Famous inventions: The refrigeratorHow does a fridge work? And how did people survive without them?

Although salting and smoking are useful in preserving food, one of the most efficient ways is simply to keep things cool. Snow and ice, cool streams, springs, caves and cellars have all been used to chill food, but for a long time scientists worked on producing more efficient refrigeration.

Pioneers included Dr. William Cullen, a Scotsman whose studies in the early 1700s dealt with the evaporation of liquids in a vacuum. In the 1800s Michael Faraday, a Londoner, found that liquefied ammonia would cause cooling. Dr. John Goorie of Florida built a machine to make ice to cool the air for yellow fever patients in 1834.

Today's compression refrigeration system operates on a concept adapted from Faraday's experiments. It involves compressing gas into a liquid which will then absorb heat. In so doing it returns to gas. This is a simplified description of what happens in a home refrigerator, freezer, air conditioner or dehumidifier.

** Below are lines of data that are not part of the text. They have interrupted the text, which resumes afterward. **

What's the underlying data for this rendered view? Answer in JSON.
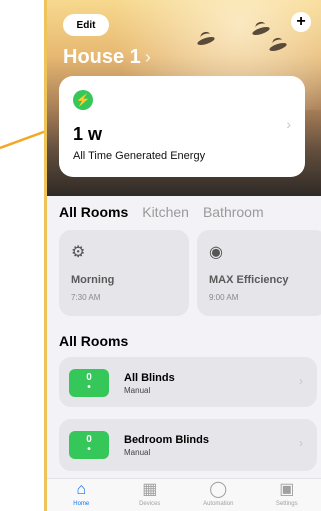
{
  "header": {
    "edit_label": "Edit",
    "home_title": "House 1",
    "add_icon": "plus-icon"
  },
  "energy_card": {
    "icon": "lightning-icon",
    "value": "1 w",
    "label": "All Time Generated Energy"
  },
  "rooms_tabs": [
    "All Rooms",
    "Kitchen",
    "Bathroom"
  ],
  "scenes": [
    {
      "icon": "gear-icon",
      "name": "Morning",
      "time": "7:30 AM"
    },
    {
      "icon": "gauge-icon",
      "name": "MAX Efficiency",
      "time": "9:00 AM"
    }
  ],
  "section_title": "All Rooms",
  "blinds": [
    {
      "toggle_value": "0",
      "name": "All Blinds",
      "mode": "Manual"
    },
    {
      "toggle_value": "0",
      "name": "Bedroom Blinds",
      "mode": "Manual"
    }
  ],
  "tabbar": [
    {
      "icon": "house-icon",
      "label": "Home"
    },
    {
      "icon": "grid-icon",
      "label": "Devices"
    },
    {
      "icon": "automation-icon",
      "label": "Automation"
    },
    {
      "icon": "settings-icon",
      "label": "Settings"
    }
  ],
  "colors": {
    "accent": "#35c759",
    "tab_active": "#1a73e8",
    "annotation_arrow": "#f5a623"
  }
}
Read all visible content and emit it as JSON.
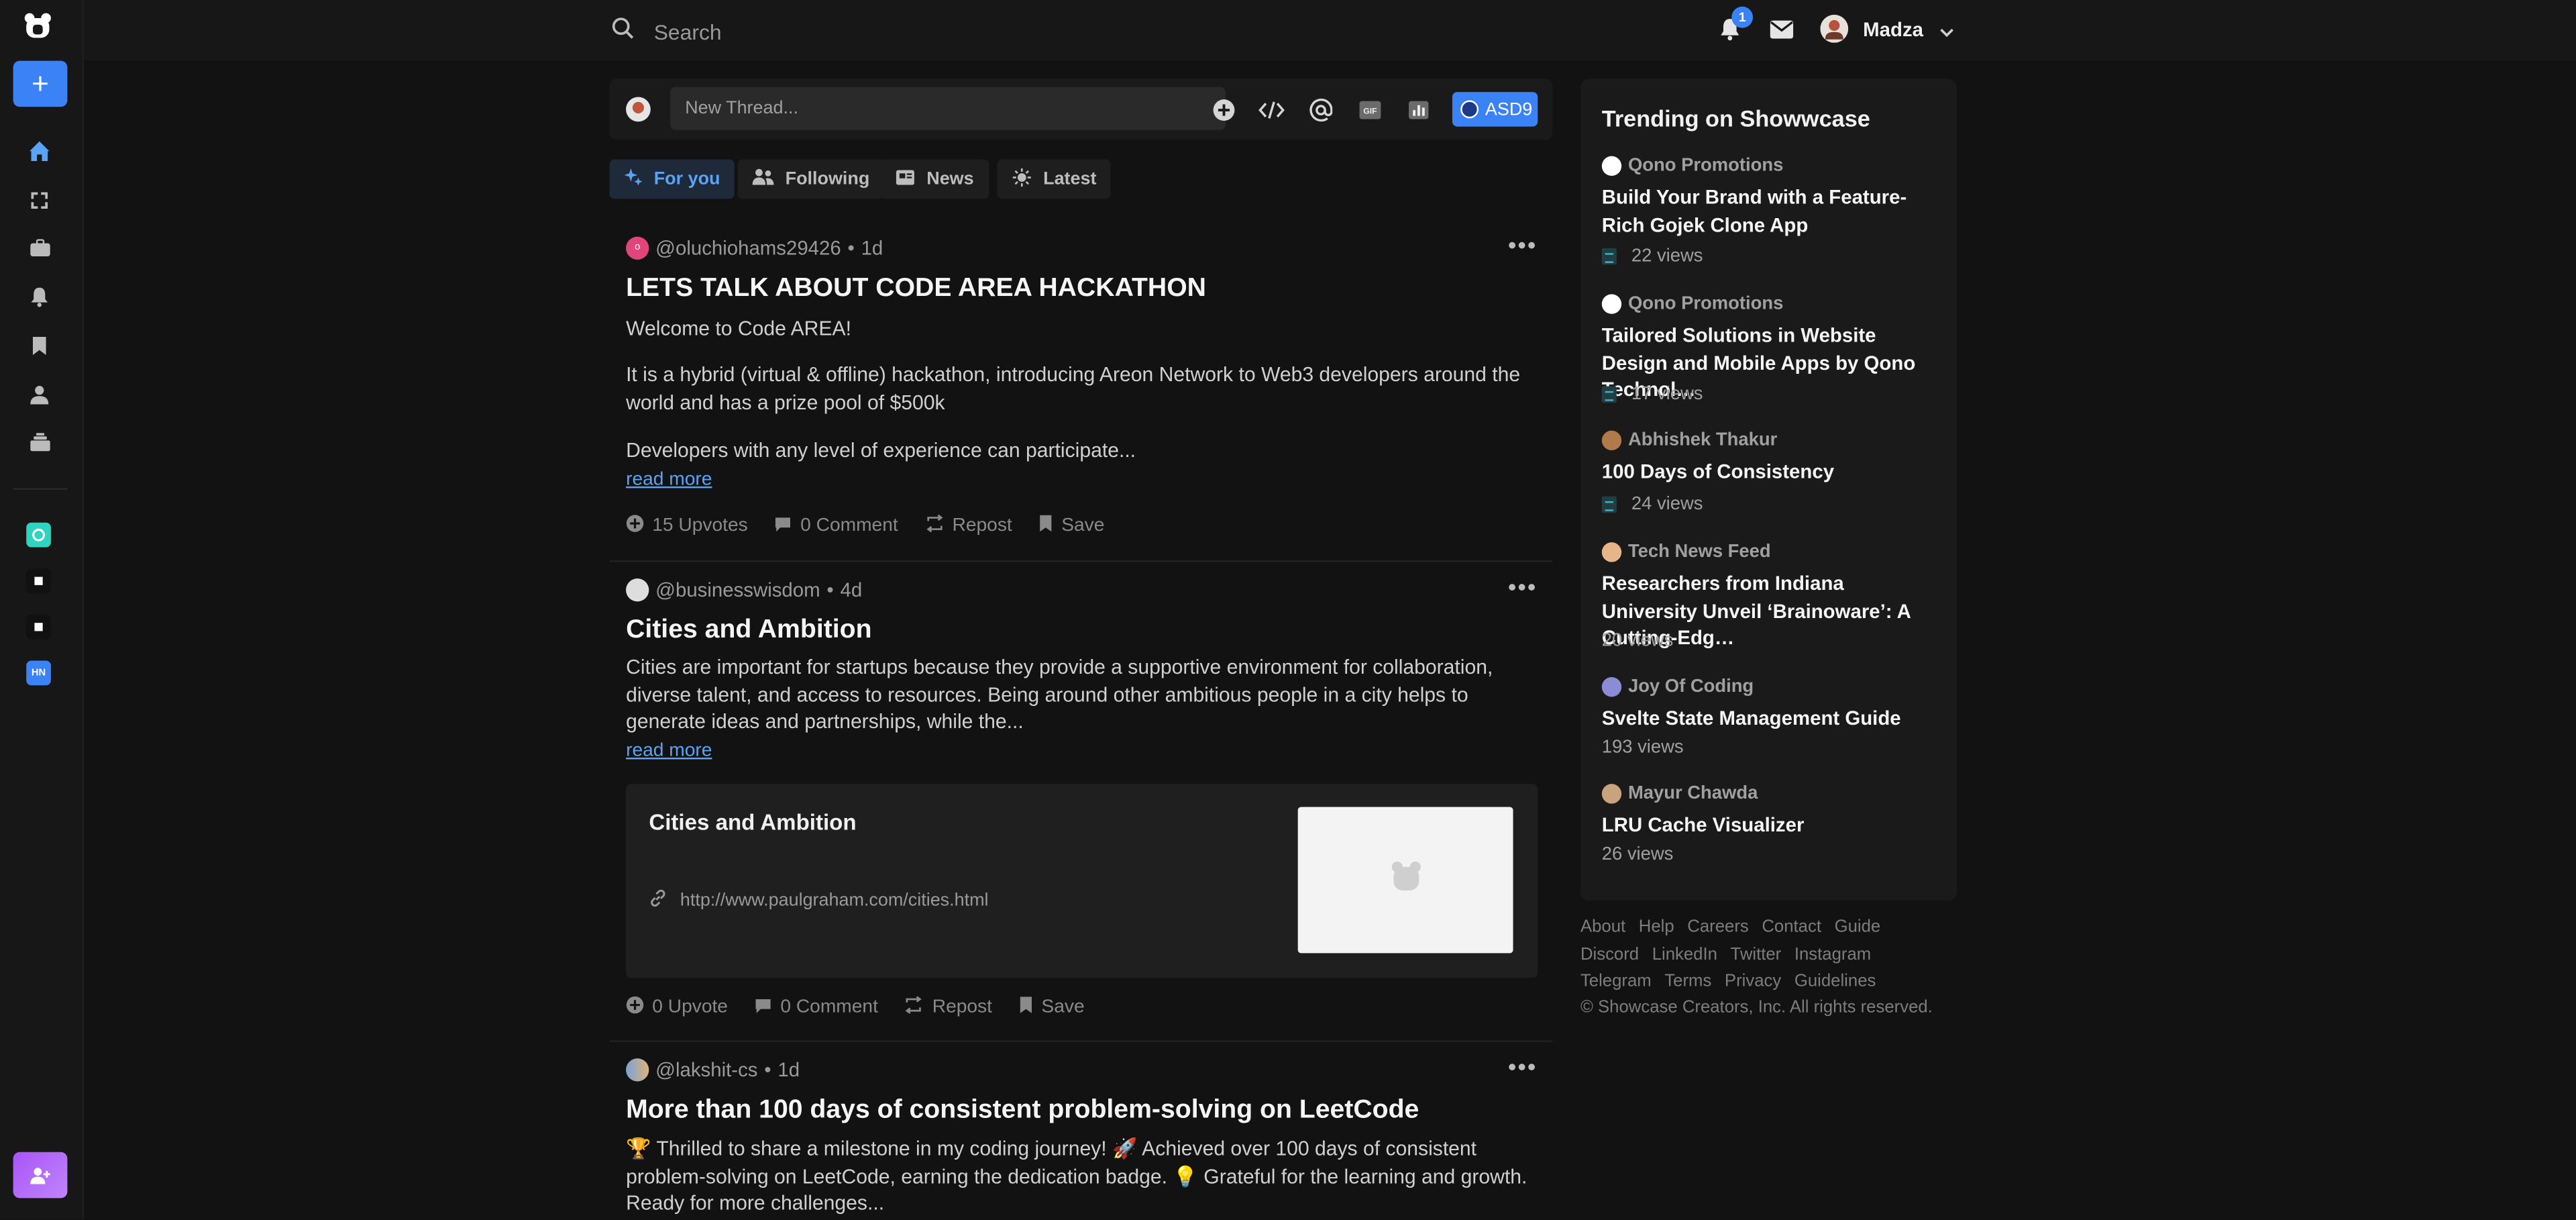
{
  "topbar": {
    "search_placeholder": "Search",
    "notification_count": "1",
    "user_name": "Madza"
  },
  "composer": {
    "placeholder": "New Thread...",
    "badge_label": "ASD9"
  },
  "tabs": [
    {
      "label": "For you",
      "icon": "sparkle-icon"
    },
    {
      "label": "Following",
      "icon": "people-icon"
    },
    {
      "label": "News",
      "icon": "news-icon"
    },
    {
      "label": "Latest",
      "icon": "sun-icon"
    }
  ],
  "posts": [
    {
      "author": "@oluchiohams29426",
      "age": "1d",
      "title": "LETS TALK ABOUT CODE AREA HACKATHON",
      "paragraphs": [
        "Welcome to Code AREA!",
        "It is a hybrid (virtual & offline) hackathon, introducing Areon Network to Web3 developers around the world and has a prize pool of $500k",
        "Developers with any level of experience can participate..."
      ],
      "read_more": "read more",
      "upvotes": "15 Upvotes",
      "comments": "0 Comment",
      "repost": "Repost",
      "save": "Save"
    },
    {
      "author": "@businesswisdom",
      "age": "4d",
      "title": "Cities and Ambition",
      "paragraphs": [
        "Cities are important for startups because they provide a supportive environment for collaboration, diverse talent, and access to resources. Being around other ambitious people in a city helps to generate ideas and partnerships, while the..."
      ],
      "read_more": "read more",
      "link_card": {
        "title": "Cities and Ambition",
        "url": "http://www.paulgraham.com/cities.html"
      },
      "upvotes": "0 Upvote",
      "comments": "0 Comment",
      "repost": "Repost",
      "save": "Save"
    },
    {
      "author": "@lakshit-cs",
      "age": "1d",
      "title": "More than 100 days of consistent problem-solving on LeetCode",
      "paragraphs": [
        "🏆 Thrilled to share a milestone in my coding journey! 🚀 Achieved over 100 days of consistent problem-solving on LeetCode, earning the dedication badge. 💡 Grateful for the learning and growth. Ready for more challenges..."
      ]
    }
  ],
  "trending": {
    "heading": "Trending on Showwcase",
    "items": [
      {
        "author": "Qono Promotions",
        "title": "Build Your Brand with a Feature-Rich Gojek Clone App",
        "views": "22 views",
        "doc": true
      },
      {
        "author": "Qono Promotions",
        "title": "Tailored Solutions in Website Design and Mobile Apps by Qono Technol…",
        "views": "17 views",
        "doc": true
      },
      {
        "author": "Abhishek Thakur",
        "title": "100 Days of Consistency",
        "views": "24 views",
        "doc": true
      },
      {
        "author": "Tech News Feed",
        "title": "Researchers from Indiana University Unveil ‘Brainoware’: A Cutting-Edg…",
        "views": "20 views",
        "doc": false
      },
      {
        "author": "Joy Of Coding",
        "title": "Svelte State Management Guide",
        "views": "193 views",
        "doc": false
      },
      {
        "author": "Mayur Chawda",
        "title": "LRU Cache Visualizer",
        "views": "26 views",
        "doc": false
      }
    ]
  },
  "footer": {
    "row1": [
      "About",
      "Help",
      "Careers",
      "Contact",
      "Guide"
    ],
    "row2": [
      "Discord",
      "LinkedIn",
      "Twitter",
      "Instagram"
    ],
    "row3": [
      "Telegram",
      "Terms",
      "Privacy",
      "Guidelines"
    ],
    "copyright": "© Showcase Creators, Inc. All rights reserved."
  },
  "sidebar": {
    "app_hn_label": "HN"
  },
  "colors": {
    "accent": "#3b82f6",
    "background": "#121212",
    "panel": "#1a1a1a"
  }
}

The first refrigerator for domestic use appeared in 1913, though mass production of modern refrigerators didn't get started until after World War II.

Did you know?

Einstein had a suggestion for a system that did not use man-made refrigerants (which are a major cause of global warming). It is being developed by Oxford researchers who hope to have a model ready to release into the marketplace soon. Check out Einstein's Fridge